You would be forgiven for wondering why the CPUs that will replace the popular Ryzen 3000 chips aren’t called Ryzen 4000. For example, rather than seeing a Ryzen 9 4900X replace the Ryzen 9 3900X, AMD will instead call it a Ryzen 9 5900X.
AMD said the decision to skip over 4000 for the Zen 3 desktop chips was actually to create less confusion with its well-received Ryzen 4000 laptop chips. Because it’s not at all confusing that Ryzen 4000 laptops such as the Ryzen 9 4900HS have a ‘4000’ in the name, even though they’re actually based on the Zen 2 microarchitecture used in the desktop 3000-series of chips.
The graphic below helps explain some of the headache. AMD starts with its Zen microarchitecture as the base design of each core. It then takes those cores and designs them to fit the application–desktop or laptop.
If you look at the chart, you’ll see how far back this confusion goes. Although the desktop Ryzen 7 1800X was a 1000-series chip, the laptop version, which uses the same process and Zen architecture, was designated as a 2000-series CPU. AMD justified this change with the additional graphics cores that went into the laptop version.

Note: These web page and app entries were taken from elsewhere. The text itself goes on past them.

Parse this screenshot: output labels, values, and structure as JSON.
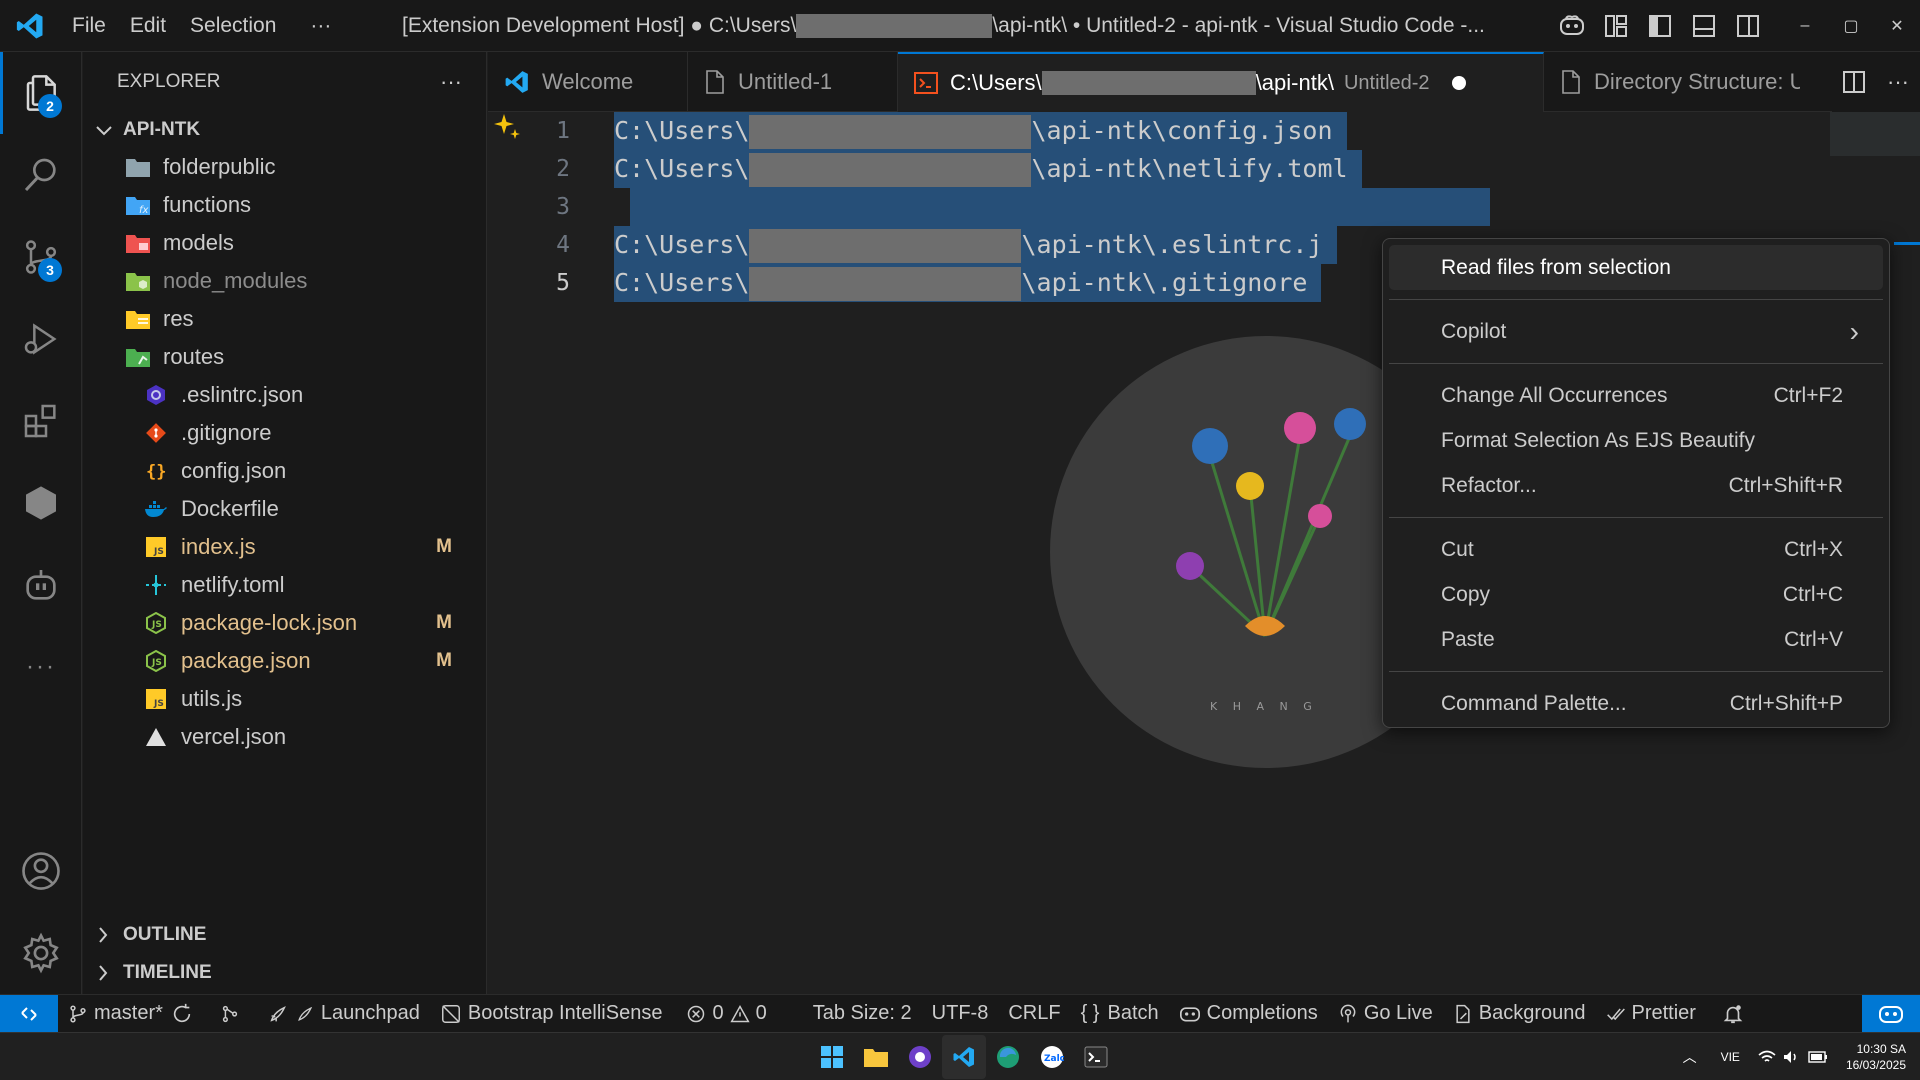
{
  "titlebar": {
    "menu": [
      "File",
      "Edit",
      "Selection",
      "···"
    ],
    "title_prefix": "[Extension Development Host] ● C:\\Users\\",
    "title_suffix": "\\api-ntk\\ • Untitled-2 - api-ntk - Visual Studio Code -...",
    "window_controls": [
      "–",
      "▢",
      "✕"
    ]
  },
  "activitybar": {
    "explorer_badge": "2",
    "scm_badge": "3",
    "more": "···"
  },
  "sidebar": {
    "title": "EXPLORER",
    "more": "···",
    "root": "API-NTK",
    "folders": [
      {
        "label": "folderpublic",
        "color": "#90a4ae"
      },
      {
        "label": "functions",
        "color": "#42a5f5"
      },
      {
        "label": "models",
        "color": "#ef5350"
      },
      {
        "label": "node_modules",
        "color": "#8bc34a"
      },
      {
        "label": "res",
        "color": "#ffca28"
      },
      {
        "label": "routes",
        "color": "#4caf50"
      }
    ],
    "files": [
      {
        "label": ".eslintrc.json",
        "icon": "eslint-icon",
        "badge": ""
      },
      {
        "label": ".gitignore",
        "icon": "git-icon",
        "badge": ""
      },
      {
        "label": "config.json",
        "icon": "json-icon",
        "badge": ""
      },
      {
        "label": "Dockerfile",
        "icon": "docker-icon",
        "badge": ""
      },
      {
        "label": "index.js",
        "icon": "js-icon",
        "badge": "M"
      },
      {
        "label": "netlify.toml",
        "icon": "netlify-icon",
        "badge": ""
      },
      {
        "label": "package-lock.json",
        "icon": "nodejs-icon",
        "badge": "M"
      },
      {
        "label": "package.json",
        "icon": "nodejs-icon",
        "badge": "M"
      },
      {
        "label": "utils.js",
        "icon": "js-icon",
        "badge": ""
      },
      {
        "label": "vercel.json",
        "icon": "vercel-icon",
        "badge": ""
      }
    ],
    "outline": "OUTLINE",
    "timeline": "TIMELINE"
  },
  "tabs": [
    {
      "label": "Welcome"
    },
    {
      "label": "Untitled-1"
    },
    {
      "label_prefix": "C:\\Users\\",
      "label_suffix": "\\api-ntk\\",
      "sub": "Untitled-2"
    },
    {
      "label": "Directory Structure: U"
    }
  ],
  "editor": {
    "lines": [
      {
        "num": "1",
        "prefix": "C:\\Users\\",
        "suffix": "\\api-ntk\\config.json"
      },
      {
        "num": "2",
        "prefix": "C:\\Users\\",
        "suffix": "\\api-ntk\\netlify.toml"
      },
      {
        "num": "3",
        "prefix": "",
        "suffix": ""
      },
      {
        "num": "4",
        "prefix": "C:\\Users\\",
        "suffix": "\\api-ntk\\.eslintrc.j"
      },
      {
        "num": "5",
        "prefix": "C:\\Users\\",
        "suffix": "\\api-ntk\\.gitignore"
      }
    ],
    "current_line": "5"
  },
  "context_menu": {
    "items": [
      {
        "label": "Read files from selection",
        "shortcut": ""
      },
      {
        "label": "Copilot",
        "shortcut": "›"
      },
      {
        "label": "Change All Occurrences",
        "shortcut": "Ctrl+F2"
      },
      {
        "label": "Format Selection As EJS Beautify",
        "shortcut": ""
      },
      {
        "label": "Refactor...",
        "shortcut": "Ctrl+Shift+R"
      },
      {
        "label": "Cut",
        "shortcut": "Ctrl+X"
      },
      {
        "label": "Copy",
        "shortcut": "Ctrl+C"
      },
      {
        "label": "Paste",
        "shortcut": "Ctrl+V"
      },
      {
        "label": "Command Palette...",
        "shortcut": "Ctrl+Shift+P"
      }
    ]
  },
  "wallpaper": {
    "caption": "K H A N G"
  },
  "statusbar": {
    "branch": "master*",
    "launchpad": "Launchpad",
    "bootstrap": "Bootstrap IntelliSense",
    "errors": "0",
    "warnings": "0",
    "tab_size": "Tab Size: 2",
    "encoding": "UTF-8",
    "eol": "CRLF",
    "language": "Batch",
    "completions": "Completions",
    "golive": "Go Live",
    "background": "Background",
    "prettier": "Prettier"
  },
  "taskbar": {
    "lang": "VIE",
    "time": "10:30 SA",
    "date": "16/03/2025"
  },
  "colors": {
    "accent": "#0078d4",
    "modified": "#e2c08d",
    "selection": "#264f78"
  }
}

Intel is no better at this. The company has skipped entire CPU generations for some classes of laptop CPUs—there was no 9th-generation low power ‘U’ class CPU, for example. It also famously introduced two completely different CPU families under the 10th-gen name—with one featuring five-digit numbers in its name, and the other featuring four.
Will there be a Ryzen 6000?

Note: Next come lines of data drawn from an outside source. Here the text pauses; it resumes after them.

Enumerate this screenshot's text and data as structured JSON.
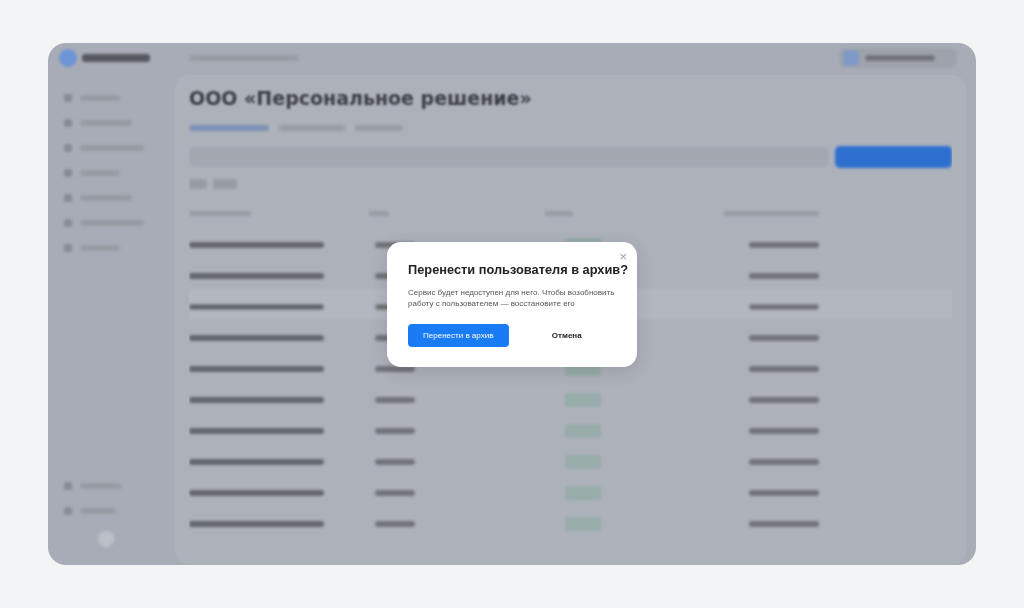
{
  "page": {
    "title": "ООО «Персональное решение»"
  },
  "dialog": {
    "title": "Перенести пользователя в архив?",
    "close": "×",
    "message": "Сервис будет недоступен для него. Чтобы возобновить работу с пользователем — восстановите его",
    "buttons": [
      {
        "label": "Перенести в архив",
        "kind": "primary"
      },
      {
        "label": "Отмена",
        "kind": "secondary"
      }
    ]
  }
}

This obviously begs the question of just what the upcoming laptop CPU based on the new Zen 3 cores will be called. The codename has been rumored to be Cezanne, with many expecting it to be called the Ryzen 5000. Of course, that was before AMD unveiled the Ryzen 5000 on October 8.
Crazy dreamers may think there’s a chance AMD will decide to unify around a single series for laptop and desktop. If the previous pattern holds true, however, it’s entirely possible the next laptop series will be Ryzen 6000 instead.